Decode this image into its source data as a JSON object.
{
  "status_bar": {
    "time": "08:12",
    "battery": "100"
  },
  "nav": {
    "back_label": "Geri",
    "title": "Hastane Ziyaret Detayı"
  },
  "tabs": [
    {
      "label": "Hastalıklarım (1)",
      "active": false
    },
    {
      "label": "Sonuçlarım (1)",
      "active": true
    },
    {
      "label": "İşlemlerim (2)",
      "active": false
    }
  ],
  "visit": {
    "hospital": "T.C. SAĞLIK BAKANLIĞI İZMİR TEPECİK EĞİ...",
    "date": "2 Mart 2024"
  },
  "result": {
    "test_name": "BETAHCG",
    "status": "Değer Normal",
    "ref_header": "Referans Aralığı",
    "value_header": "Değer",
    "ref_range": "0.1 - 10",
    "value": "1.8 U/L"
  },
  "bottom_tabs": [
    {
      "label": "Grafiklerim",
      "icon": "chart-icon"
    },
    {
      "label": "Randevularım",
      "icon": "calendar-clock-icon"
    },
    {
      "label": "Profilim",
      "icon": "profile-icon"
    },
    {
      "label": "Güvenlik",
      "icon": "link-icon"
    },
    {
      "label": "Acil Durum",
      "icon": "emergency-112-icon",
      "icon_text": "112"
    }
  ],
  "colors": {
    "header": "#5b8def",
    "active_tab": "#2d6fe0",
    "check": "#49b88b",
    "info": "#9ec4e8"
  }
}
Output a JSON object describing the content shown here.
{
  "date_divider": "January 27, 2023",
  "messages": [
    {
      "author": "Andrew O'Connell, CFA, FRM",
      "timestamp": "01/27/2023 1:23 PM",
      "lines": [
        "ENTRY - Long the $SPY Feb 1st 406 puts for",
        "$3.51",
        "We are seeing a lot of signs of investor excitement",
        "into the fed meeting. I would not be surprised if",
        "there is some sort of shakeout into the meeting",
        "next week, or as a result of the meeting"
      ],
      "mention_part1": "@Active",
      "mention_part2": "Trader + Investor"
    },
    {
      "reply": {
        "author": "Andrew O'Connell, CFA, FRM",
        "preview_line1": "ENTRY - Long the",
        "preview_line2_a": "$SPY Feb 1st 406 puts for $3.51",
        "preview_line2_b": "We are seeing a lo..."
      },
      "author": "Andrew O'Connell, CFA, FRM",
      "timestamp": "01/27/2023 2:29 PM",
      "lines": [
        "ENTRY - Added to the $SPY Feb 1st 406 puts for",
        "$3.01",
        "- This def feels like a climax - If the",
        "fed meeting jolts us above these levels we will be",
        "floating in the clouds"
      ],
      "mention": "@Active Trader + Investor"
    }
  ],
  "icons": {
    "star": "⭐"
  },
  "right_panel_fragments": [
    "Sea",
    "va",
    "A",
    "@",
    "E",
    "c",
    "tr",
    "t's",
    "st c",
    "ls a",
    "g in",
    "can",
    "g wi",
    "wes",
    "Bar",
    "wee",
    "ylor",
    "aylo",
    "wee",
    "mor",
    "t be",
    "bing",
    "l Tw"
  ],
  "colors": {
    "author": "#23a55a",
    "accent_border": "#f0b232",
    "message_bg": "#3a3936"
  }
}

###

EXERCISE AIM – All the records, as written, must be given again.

OUTPUT FOR THIS TASK –
Decode this image into its source data as a JSON object.
{
  "status_bar": {
    "time": "08:12",
    "battery": "100"
  },
  "nav": {
    "back_label": "Geri",
    "title": "Hastane Ziyaret Detayı"
  },
  "tabs": [
    {
      "label": "Hastalıklarım (1)",
      "active": false
    },
    {
      "label": "Sonuçlarım (1)",
      "active": true
    },
    {
      "label": "İşlemlerim (2)",
      "active": false
    }
  ],
  "visit": {
    "hospital": "T.C. SAĞLIK BAKANLIĞI İZMİR TEPECİK EĞİ...",
    "date": "2 Mart 2024"
  },
  "result": {
    "test_name": "BETAHCG",
    "status": "Değer Normal",
    "ref_header": "Referans Aralığı",
    "value_header": "Değer",
    "ref_range": "0.1 - 10",
    "value": "1.8 U/L"
  },
  "bottom_tabs": [
    {
      "label": "Grafiklerim",
      "icon": "chart-icon"
    },
    {
      "label": "Randevularım",
      "icon": "calendar-clock-icon"
    },
    {
      "label": "Profilim",
      "icon": "profile-icon"
    },
    {
      "label": "Güvenlik",
      "icon": "link-icon"
    },
    {
      "label": "Acil Durum",
      "icon": "emergency-112-icon",
      "icon_text": "112"
    }
  ],
  "colors": {
    "header": "#5b8def",
    "active_tab": "#2d6fe0",
    "check": "#49b88b",
    "info": "#9ec4e8"
  }
}
Output a JSON object describing the content shown here.
{
  "date_divider": "January 27, 2023",
  "messages": [
    {
      "author": "Andrew O'Connell, CFA, FRM",
      "timestamp": "01/27/2023 1:23 PM",
      "lines": [
        "ENTRY - Long the $SPY Feb 1st 406 puts for",
        "$3.51",
        "We are seeing a lot of signs of investor excitement",
        "into the fed meeting. I would not be surprised if",
        "there is some sort of shakeout into the meeting",
        "next week, or as a result of the meeting"
      ],
      "mention_part1": "@Active",
      "mention_part2": "Trader + Investor"
    },
    {
      "reply": {
        "author": "Andrew O'Connell, CFA, FRM",
        "preview_line1": "ENTRY - Long the",
        "preview_line2_a": "$SPY Feb 1st 406 puts for $3.51",
        "preview_line2_b": "We are seeing a lo..."
      },
      "author": "Andrew O'Connell, CFA, FRM",
      "timestamp": "01/27/2023 2:29 PM",
      "lines": [
        "ENTRY - Added to the $SPY Feb 1st 406 puts for",
        "$3.01",
        "- This def feels like a climax - If the",
        "fed meeting jolts us above these levels we will be",
        "floating in the clouds"
      ],
      "mention": "@Active Trader + Investor"
    }
  ],
  "icons": {
    "star": "⭐"
  },
  "right_panel_fragments": [
    "Sea",
    "va",
    "A",
    "@",
    "E",
    "c",
    "tr",
    "t's",
    "st c",
    "ls a",
    "g in",
    "can",
    "g wi",
    "wes",
    "Bar",
    "wee",
    "ylor",
    "aylo",
    "wee",
    "mor",
    "t be",
    "bing",
    "l Tw"
  ],
  "colors": {
    "author": "#23a55a",
    "accent_border": "#f0b232",
    "message_bg": "#3a3936"
  }
}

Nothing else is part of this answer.